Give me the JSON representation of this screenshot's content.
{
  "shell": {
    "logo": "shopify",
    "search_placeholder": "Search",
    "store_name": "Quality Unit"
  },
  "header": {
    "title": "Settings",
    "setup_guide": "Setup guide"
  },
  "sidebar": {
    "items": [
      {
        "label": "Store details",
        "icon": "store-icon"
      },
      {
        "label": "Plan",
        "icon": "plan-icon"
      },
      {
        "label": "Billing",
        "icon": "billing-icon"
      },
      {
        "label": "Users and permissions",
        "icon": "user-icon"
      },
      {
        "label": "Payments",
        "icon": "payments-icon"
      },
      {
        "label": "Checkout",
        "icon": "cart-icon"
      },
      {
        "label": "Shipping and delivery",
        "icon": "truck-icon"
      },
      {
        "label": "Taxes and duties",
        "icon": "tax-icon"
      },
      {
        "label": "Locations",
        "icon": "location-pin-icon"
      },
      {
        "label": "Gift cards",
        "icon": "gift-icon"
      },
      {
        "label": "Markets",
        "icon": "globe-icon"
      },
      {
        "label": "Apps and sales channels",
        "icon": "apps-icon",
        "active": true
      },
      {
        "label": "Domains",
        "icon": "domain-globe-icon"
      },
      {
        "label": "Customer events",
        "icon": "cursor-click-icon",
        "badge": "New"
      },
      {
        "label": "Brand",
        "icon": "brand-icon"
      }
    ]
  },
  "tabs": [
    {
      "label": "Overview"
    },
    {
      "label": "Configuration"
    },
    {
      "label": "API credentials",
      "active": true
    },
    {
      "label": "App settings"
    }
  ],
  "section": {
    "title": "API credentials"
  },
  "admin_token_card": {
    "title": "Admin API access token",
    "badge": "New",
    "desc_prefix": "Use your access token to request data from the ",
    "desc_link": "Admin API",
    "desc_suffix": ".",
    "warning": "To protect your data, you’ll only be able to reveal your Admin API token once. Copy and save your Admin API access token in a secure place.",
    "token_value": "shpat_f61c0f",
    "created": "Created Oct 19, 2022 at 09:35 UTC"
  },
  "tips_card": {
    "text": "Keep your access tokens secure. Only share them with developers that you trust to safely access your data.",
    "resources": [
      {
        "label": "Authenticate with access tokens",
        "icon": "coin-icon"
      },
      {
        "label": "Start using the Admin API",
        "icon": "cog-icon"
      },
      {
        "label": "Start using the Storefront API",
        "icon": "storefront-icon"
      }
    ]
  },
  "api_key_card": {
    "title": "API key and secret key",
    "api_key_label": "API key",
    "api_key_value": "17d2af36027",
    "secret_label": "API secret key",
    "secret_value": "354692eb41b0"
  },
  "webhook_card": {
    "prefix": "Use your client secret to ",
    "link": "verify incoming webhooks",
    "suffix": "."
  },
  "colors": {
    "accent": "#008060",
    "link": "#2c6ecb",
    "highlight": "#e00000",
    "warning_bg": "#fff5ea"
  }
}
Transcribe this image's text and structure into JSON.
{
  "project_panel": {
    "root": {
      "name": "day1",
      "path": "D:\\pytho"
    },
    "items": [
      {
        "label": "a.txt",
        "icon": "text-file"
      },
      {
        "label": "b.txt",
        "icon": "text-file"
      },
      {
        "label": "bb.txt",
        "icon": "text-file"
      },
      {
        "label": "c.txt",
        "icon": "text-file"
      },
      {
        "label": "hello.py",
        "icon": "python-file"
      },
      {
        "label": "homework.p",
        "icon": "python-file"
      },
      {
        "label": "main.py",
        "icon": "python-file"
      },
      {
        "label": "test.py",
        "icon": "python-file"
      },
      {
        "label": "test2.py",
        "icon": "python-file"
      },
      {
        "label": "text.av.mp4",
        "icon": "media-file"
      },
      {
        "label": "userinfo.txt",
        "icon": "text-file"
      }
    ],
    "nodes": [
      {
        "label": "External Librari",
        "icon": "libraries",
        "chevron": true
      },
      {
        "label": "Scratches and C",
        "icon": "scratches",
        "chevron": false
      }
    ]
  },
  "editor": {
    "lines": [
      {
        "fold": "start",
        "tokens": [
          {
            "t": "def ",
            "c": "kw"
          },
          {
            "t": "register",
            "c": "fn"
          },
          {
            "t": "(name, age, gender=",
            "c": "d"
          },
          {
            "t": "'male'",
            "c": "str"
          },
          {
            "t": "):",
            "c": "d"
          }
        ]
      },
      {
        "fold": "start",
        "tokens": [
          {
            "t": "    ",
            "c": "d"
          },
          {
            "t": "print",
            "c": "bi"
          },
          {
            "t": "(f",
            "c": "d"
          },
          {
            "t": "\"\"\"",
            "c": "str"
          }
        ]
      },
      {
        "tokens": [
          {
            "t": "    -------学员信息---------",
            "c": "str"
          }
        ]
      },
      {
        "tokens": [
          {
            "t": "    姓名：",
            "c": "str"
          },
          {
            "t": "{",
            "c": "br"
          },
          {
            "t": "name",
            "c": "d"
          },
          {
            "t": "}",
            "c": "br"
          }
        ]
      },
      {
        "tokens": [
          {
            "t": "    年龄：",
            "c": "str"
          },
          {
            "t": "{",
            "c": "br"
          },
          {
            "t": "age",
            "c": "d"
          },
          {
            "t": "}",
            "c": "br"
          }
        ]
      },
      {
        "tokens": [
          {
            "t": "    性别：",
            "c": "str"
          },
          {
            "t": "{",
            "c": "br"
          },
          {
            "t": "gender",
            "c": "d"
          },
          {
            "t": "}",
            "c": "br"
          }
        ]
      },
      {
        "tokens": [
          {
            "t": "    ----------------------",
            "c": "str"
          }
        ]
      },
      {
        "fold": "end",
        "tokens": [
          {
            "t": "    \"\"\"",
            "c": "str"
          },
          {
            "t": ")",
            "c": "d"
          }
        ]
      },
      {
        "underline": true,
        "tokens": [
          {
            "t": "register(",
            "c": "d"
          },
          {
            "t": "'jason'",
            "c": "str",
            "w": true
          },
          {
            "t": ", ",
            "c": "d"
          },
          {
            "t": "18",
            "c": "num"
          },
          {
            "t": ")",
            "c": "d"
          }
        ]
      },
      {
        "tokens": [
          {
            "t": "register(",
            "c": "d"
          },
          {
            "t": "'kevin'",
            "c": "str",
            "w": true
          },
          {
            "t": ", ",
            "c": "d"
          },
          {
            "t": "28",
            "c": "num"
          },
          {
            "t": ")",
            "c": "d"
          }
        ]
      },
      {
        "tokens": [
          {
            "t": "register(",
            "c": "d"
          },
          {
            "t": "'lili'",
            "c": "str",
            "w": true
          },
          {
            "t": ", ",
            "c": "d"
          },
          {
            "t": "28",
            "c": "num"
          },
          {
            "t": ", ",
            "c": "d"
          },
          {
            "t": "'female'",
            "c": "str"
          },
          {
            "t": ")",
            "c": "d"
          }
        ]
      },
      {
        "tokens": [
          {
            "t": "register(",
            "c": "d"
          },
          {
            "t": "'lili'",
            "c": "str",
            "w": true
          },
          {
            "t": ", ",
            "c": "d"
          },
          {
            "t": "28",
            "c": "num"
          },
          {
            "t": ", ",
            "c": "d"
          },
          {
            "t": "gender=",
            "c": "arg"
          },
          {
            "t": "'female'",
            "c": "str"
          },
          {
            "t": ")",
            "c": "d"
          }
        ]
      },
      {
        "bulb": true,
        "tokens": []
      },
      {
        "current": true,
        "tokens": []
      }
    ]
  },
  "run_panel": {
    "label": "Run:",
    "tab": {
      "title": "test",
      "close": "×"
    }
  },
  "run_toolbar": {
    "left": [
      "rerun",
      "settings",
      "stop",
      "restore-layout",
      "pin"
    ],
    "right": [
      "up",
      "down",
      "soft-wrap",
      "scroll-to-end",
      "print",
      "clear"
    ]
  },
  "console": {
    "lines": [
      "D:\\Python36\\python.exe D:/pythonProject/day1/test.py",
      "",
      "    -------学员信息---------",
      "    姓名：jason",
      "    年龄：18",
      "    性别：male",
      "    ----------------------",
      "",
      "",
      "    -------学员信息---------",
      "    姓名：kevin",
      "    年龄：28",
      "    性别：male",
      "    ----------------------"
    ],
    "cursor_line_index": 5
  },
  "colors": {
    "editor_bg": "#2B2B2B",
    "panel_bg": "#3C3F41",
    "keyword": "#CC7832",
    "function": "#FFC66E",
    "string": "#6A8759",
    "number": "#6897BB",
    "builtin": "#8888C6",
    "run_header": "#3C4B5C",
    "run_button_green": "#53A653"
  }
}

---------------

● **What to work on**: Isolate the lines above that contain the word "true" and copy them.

● **Answer to the exercise**:
        "active": true
      "active": true
        "chevron": true
        "underline": true,
            "w": true
            "w": true
            "w": true
            "w": true
        "bulb": true,
        "current": true,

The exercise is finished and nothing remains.